Friday, May 10, 2024

Friday Morning at the HPC

This morning, at the Historic Preservation Commission meeting, Walter Chatham, who appears before the HPC on behalf of the Galvan Foundation with astonishing regularity, presented a proposal for 201 Union Street. The house is the Aaron C. Macy House, one of the earliest houses in Hudson, associated with the original Proprietors. (For those who have been in Hudson for a while, this was the home of Timothy Dunleavy, founder of Historic Hudson and proprietor of Rural Residence. The house was purchased by Galvan after Dunleavy's death in 2014.) 

201 Union Street in May 2014
What's being proposed is the addition of a porch to the south wing of 201 Union Street, similar to the porch on the adjacent house at 34 South Second Street, a house that was acquired by Eric Galloway (the Gal of Galvan) in 2004.

The addition of a porch involves the removal of the hood that is now over the doorway, an architectural element Chatham said he thought was original to the house. He assured the commission, however, that it would be saved and possibly reused on some other Galvan-owned property in Hudson. Chatham explained that the porch was being built because the current occupant of the house, a Galvan employee, wants a porch.

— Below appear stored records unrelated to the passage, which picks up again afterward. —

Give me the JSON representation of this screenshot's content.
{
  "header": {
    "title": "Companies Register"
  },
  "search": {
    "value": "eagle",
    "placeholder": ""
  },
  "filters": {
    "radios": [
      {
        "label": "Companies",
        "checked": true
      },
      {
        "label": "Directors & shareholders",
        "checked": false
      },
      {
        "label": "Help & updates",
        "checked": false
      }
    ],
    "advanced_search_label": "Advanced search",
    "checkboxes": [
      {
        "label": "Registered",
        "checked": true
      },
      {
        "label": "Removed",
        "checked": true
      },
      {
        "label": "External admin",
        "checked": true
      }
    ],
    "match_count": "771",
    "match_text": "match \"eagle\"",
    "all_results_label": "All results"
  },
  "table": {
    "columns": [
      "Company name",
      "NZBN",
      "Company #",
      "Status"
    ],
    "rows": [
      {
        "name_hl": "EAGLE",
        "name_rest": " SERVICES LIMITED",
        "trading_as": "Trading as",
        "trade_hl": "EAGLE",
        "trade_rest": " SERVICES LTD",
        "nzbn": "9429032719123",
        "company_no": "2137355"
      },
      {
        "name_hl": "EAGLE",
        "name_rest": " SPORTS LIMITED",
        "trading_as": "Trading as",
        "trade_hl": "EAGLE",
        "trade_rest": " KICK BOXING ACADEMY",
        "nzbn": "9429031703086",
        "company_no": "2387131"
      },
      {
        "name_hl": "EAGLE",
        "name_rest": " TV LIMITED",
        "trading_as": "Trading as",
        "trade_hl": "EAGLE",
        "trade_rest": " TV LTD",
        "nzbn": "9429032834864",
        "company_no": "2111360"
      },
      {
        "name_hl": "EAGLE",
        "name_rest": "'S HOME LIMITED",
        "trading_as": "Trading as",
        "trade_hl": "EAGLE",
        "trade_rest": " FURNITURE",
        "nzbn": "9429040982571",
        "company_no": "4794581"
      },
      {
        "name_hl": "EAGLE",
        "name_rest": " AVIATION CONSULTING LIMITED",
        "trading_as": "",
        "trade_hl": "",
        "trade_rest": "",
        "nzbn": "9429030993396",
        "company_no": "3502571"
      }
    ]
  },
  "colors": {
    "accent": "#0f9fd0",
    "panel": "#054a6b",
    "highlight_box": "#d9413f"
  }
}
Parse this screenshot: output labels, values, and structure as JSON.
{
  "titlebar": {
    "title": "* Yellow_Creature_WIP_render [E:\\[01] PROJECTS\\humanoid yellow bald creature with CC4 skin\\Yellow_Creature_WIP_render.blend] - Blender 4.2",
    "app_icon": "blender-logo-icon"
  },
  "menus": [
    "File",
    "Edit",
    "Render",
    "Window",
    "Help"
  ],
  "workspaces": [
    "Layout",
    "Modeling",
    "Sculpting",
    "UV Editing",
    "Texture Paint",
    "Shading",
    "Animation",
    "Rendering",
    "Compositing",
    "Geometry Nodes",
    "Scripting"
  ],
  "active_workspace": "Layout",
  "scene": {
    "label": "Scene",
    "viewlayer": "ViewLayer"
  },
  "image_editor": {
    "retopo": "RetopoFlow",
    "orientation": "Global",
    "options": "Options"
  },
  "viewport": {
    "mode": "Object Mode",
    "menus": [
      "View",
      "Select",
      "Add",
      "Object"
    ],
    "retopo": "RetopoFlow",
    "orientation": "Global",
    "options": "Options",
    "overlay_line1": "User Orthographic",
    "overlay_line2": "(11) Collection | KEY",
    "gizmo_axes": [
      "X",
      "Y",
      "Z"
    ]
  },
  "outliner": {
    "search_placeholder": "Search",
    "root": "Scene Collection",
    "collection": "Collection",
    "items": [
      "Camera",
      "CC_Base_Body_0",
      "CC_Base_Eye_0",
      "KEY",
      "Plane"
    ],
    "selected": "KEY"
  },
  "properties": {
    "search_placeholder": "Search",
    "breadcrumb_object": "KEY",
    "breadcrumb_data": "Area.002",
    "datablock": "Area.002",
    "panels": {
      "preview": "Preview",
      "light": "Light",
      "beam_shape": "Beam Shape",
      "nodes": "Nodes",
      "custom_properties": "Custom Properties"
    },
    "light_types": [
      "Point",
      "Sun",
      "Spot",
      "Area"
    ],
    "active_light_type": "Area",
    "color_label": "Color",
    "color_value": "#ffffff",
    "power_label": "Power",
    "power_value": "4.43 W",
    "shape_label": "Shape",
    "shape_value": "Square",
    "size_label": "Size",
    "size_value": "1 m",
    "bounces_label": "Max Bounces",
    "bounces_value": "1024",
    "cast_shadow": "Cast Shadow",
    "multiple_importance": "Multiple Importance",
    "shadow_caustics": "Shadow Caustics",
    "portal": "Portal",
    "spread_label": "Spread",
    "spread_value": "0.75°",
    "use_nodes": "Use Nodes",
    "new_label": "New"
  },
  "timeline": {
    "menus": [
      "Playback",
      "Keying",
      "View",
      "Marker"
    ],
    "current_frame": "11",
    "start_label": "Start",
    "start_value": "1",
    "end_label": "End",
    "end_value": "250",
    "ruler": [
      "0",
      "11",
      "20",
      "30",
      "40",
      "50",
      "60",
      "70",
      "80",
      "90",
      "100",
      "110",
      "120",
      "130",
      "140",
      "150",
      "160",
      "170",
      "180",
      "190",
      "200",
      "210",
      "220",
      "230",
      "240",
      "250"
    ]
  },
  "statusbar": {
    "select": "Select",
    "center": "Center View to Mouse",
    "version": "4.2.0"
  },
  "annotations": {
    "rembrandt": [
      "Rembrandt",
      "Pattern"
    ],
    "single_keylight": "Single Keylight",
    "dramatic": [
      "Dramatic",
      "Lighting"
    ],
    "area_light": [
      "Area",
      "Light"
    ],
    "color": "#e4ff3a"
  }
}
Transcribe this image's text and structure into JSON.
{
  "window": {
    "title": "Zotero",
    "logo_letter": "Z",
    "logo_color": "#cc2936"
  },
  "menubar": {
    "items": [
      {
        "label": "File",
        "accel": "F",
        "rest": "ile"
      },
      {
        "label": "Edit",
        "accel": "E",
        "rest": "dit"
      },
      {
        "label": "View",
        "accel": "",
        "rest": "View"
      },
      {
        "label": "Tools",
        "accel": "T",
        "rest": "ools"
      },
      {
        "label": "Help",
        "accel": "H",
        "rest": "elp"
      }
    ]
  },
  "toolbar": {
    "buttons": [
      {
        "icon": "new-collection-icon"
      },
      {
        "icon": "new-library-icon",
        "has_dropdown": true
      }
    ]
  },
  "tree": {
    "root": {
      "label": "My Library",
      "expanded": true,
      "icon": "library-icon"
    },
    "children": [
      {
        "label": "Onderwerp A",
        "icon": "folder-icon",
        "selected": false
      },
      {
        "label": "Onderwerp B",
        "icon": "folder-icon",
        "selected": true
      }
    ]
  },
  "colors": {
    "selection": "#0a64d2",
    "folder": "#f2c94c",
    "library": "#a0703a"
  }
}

Although HPC member John Schobel said he didn't think wanting a porch was a good enough reason to alter a historic building and eliminate authentic historic detail and suggested the project needed a public hearing, the commission voted to waive a public hearing and instruct the HPC's attorney to prepare a certificate of appropriateness. Only two members of the commission--Schobel and Paul Barrett, the historian member of the HPC--voted against approving the project. Prior to the vote, Phil Forman, who chairs the commission, said something about historic preservation having to accommodate "issues of liveability," and Kim Wood, the architect member of the HPC, said she liked the idea that the door hood "might turn up on another building [in Hudson]." At the end of the meeting, audience member Ronald Kopnicki expressed the opinion that there had not been sufficient discussion of the project prior to the vote, and Gossips agrees.

The HPC seemed to accept without question the argument that a porch on 201 Union Street would be appropriate because there was already a porch on 34 South Second Street, a house that is essentially a duplicate of 201 Union Street. The truth is that, up until 2010, neither house had a porch--information that would have come to light had there been a public hearing on the project or if the HPC had taken a little more time to consider what was being proposed. 

34 South Second Street in 2010 
The porch on 34 South Second Street was originally part of a plan, presented to the HPC not long after Eric Galloway acquired the house in 2004, to divide the house into two separate dwellings. The status of the north wing as a separate dwelling was to be enhanced by the addition of a "sitting porch." The idea of dividing the house into two houses was abandoned in 2010, because it was determined there was no way to make the north wing big enough to be "marketable." The "sitting porch," however, survived the change of plan. 

Now, it seems, there are to be two such porches along South Second Street, sitting almost side by side--"almost" because the one at 201 Union will be five feet closer to the street than the one at 34 South Second.


  1. Crazy. So much for historic preservation. Galvan gets his way again. And I wonder where that hood will ever turn up. Tim Dunleavy worked for years to restore that building and died before he finished. Sad.

  2. No No No.. what an embarrassing decision by our HPC.

  3. It's absurd that the HPC is using 14 year old building modifications as precedent for new alterations. If only Article 78 applied to these decisions.

  4. Galvan's influence guarantees they will always get their way; they've essentially purchased and claimed ownership of the entire city.